Though I’ve done similar lists when developing my characters, a few of the prompts used during our character trait brainstorming exercise were not only ones I hadn’t used before, but they were also enlightening.
What is your character’s most prized possession?
There may not ever be a chance to reveal this in story, but I still think it’s helpful to know. Does s/he value gold and jewels? A mere trinket? A place? An idea? What a person is willing to fight for is very character revealing.
What is a lie your character recently told?
Everyone lies. People lie on average four times a day. We lie to our bosses, our lovers, our selves. And what people hide is often more revealing that what they show.
We all think about what our characters look like, their mannerisms and ticks, but in order to write compelling characters, we must show who a character is—which is more than a sum of his or her traits.
What’s important is to make them part of the scene rather than reveal them through exposition.
Some writing tips are so basic, it can seem unnecessary to say. But those are the ones I think it’s important to constantly revisit.
In getting to know characters, it’s important to assess what they want.
What are your character’s big ticket wants?
Without an overarching goal propelling your character forward, there is no story.
But every scene can’t be about main goal. Still, it has to have a conflict.
What are your character’s small ticket wants?

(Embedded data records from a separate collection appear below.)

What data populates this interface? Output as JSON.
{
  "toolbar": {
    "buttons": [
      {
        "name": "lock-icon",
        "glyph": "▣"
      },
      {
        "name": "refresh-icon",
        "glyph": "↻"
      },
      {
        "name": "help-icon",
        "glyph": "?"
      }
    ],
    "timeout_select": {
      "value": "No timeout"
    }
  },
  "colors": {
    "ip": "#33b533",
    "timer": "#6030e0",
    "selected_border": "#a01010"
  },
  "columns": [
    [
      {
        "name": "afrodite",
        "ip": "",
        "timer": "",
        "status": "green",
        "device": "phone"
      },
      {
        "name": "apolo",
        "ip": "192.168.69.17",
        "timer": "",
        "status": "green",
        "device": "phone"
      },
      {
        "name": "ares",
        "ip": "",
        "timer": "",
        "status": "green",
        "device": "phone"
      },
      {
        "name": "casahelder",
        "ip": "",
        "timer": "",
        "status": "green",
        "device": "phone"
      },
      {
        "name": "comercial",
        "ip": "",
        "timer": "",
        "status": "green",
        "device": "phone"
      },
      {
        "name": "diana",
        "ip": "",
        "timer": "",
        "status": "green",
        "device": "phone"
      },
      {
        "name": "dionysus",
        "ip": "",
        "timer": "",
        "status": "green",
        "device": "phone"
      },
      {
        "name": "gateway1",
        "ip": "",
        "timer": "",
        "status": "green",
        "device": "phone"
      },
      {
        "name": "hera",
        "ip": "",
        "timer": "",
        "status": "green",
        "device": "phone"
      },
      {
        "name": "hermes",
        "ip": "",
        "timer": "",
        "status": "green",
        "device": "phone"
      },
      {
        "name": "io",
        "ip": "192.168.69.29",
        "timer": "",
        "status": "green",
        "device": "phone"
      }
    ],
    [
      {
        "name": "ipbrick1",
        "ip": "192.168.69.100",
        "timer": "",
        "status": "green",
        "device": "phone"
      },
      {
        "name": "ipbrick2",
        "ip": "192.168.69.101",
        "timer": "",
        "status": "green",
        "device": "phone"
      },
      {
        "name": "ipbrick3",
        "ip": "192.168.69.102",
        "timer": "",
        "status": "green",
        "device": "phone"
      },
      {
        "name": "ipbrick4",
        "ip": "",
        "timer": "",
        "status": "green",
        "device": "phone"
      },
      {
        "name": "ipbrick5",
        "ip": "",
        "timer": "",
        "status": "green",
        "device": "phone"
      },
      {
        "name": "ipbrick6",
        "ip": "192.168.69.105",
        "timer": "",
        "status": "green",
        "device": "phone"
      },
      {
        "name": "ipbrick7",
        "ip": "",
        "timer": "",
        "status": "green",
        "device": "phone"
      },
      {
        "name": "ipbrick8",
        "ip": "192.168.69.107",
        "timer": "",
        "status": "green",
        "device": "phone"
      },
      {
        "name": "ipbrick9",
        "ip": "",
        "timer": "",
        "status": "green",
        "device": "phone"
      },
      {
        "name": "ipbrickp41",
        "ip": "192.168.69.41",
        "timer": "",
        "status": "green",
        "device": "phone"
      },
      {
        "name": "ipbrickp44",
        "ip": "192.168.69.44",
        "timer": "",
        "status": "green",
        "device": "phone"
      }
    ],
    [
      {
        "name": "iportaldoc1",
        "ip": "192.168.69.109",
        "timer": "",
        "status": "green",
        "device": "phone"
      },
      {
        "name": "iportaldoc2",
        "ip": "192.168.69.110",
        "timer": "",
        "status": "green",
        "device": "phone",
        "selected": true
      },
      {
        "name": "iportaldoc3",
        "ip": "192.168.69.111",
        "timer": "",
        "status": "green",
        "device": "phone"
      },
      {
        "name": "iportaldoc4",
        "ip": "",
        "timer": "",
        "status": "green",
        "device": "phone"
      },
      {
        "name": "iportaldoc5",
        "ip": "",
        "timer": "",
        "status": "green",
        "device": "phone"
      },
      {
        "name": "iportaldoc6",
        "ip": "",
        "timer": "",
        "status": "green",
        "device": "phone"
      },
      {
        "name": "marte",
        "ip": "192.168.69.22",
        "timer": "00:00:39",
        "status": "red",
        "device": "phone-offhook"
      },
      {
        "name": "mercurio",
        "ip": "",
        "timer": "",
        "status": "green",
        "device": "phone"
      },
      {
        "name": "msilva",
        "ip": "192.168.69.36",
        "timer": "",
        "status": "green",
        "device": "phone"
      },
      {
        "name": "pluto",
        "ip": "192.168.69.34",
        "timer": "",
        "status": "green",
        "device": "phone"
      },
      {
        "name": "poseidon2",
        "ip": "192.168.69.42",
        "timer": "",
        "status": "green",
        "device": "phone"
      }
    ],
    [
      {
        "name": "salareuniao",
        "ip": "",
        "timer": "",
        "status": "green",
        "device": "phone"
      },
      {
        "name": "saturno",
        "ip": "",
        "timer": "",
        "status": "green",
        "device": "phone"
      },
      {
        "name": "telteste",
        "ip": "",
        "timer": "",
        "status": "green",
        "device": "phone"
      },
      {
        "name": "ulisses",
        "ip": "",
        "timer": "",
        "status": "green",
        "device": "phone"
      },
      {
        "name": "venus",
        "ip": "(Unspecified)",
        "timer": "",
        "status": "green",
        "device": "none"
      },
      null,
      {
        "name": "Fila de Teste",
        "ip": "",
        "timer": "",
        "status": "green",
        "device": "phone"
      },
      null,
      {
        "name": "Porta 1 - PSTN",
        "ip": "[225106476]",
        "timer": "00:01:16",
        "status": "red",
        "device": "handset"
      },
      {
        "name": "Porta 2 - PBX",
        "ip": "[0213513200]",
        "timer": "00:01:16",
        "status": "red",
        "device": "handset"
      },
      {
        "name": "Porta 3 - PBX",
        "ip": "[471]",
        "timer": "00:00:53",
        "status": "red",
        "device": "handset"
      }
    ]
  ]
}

Because sometimes, we just have to go to the bathroom. The example of how to create tension in a scene when the focus is a small ticket want was the opening scene of Buffalo ’66. Vincent Gallo’s character has been released from prison wearing a thin jean jacket into a snowstorm. Then he has to pee. There’s no dialogue or real “action” for several minutes. Yet we learn a lot about his character in those minutes. It’s easy to relate to a character who needs a heavier coat and has to pee.